I suppose this quotation could be somewhat controversial. After all, the cross, in my understanding, is about forgiveness. However, I agree with the larger point of Rob’s belief. The problem with the cross focusing on not sinning is that we miss our larger role in the world. Not sinning is important because we don’t want to grieve the Holy Spirit, because there should be some difference in us, and because if we truly love God we should despise sin. However, if our focus is not sinning, we’ve missed the opportunity to grow into the messengers of God’s good news to the world.
Because not sinning is great, but if we’re not growing, if we’re not becoming closer to the people God wants us to be, we’re missing out. The point of the cross is to get beyond sin so that God can improve our character. Paul encourages the Philippians in this way:

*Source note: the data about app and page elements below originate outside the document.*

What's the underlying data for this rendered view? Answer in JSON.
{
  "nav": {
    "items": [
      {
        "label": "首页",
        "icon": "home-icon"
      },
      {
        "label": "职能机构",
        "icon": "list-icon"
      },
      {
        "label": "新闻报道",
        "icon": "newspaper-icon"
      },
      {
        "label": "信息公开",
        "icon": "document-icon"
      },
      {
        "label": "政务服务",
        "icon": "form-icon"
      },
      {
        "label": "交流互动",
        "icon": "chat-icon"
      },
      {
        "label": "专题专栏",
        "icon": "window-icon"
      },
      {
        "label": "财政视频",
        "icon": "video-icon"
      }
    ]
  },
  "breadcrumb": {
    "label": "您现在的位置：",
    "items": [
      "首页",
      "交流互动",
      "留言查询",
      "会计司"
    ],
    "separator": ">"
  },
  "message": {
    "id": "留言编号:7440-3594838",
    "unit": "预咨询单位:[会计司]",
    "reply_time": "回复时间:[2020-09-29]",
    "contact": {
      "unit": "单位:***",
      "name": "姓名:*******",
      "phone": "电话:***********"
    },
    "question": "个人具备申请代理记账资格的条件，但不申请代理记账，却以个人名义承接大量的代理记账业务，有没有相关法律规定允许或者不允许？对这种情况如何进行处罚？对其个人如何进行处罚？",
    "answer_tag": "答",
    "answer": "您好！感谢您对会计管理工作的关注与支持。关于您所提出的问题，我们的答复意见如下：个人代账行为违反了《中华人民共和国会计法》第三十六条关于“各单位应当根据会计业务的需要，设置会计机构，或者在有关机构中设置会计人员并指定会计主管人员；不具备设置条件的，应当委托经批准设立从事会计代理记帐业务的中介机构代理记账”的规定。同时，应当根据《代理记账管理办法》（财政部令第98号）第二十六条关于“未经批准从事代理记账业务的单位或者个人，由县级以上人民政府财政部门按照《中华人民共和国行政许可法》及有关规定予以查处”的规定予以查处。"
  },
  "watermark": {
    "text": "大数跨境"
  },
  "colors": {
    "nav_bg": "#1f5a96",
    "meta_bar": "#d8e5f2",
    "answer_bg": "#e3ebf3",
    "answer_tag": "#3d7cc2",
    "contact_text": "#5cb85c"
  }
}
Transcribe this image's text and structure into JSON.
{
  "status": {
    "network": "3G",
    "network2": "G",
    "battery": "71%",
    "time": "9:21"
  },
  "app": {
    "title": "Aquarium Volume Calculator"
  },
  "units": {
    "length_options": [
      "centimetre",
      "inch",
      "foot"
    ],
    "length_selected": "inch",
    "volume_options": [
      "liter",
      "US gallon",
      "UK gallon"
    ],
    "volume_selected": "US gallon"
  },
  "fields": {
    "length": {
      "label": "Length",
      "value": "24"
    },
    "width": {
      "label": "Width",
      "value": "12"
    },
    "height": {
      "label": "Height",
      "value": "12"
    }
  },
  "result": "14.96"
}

So then, my beloved, just as you have always obeyed, not as in my presence only, but now much more in my absence, work out your salvation with fear and trembling; for it is God who is at work in you, both to will and to work for His good pleasure. Do all things without grumbling and disputing; so that you will prove yourselves to be blameless and innocent, children of God above reproach in the midst of a crooked and perverse generation, among whom you appear as lights in the world, holding fast the word of life, so that in the day of Christ I will have reason to glory because I did not run in vain nor toil in vain. (Philippians 2:12-16, emphasis added)
The cross is about more than forgiveness because we are continuing to work out our salvation to allow God to work “His good pleasure.” Later in the letter, Paul talks about not achieved “it” yet, but continuing to press on to the call of Christ. This implies that the Christian walk is so much more than just “not sinning.” It’s about pursuing God’s call in our lives. It’s about wanting to be what He wants us to be. And it’s about doing what we can, through the Holy Spirit, do get there.
“Not sinning” is somewhat passive way to pursue a life with Christ. It does take a lot of effort to deny our flesh, by all means. Sin is enticing to us. But “not sinning” means that we’re just meeting the minimum standard. To actively pursue God’s will in our lives, to active pursue what discipleship means to die to the flesh daily, to humble ourselves before Him, and to surrender all the things that we think are best so that we can do what He wills in our lives.
This is going to be my pursuit in 2010. I don’t want to meet the bare minimum. I want to be holy as God has called me to be holy:
but like the Holy One who called you, be holy yourselves also in all your behavior; because it is written, “You shall be holy, for I am holy.” (1 Peter 1:15-16).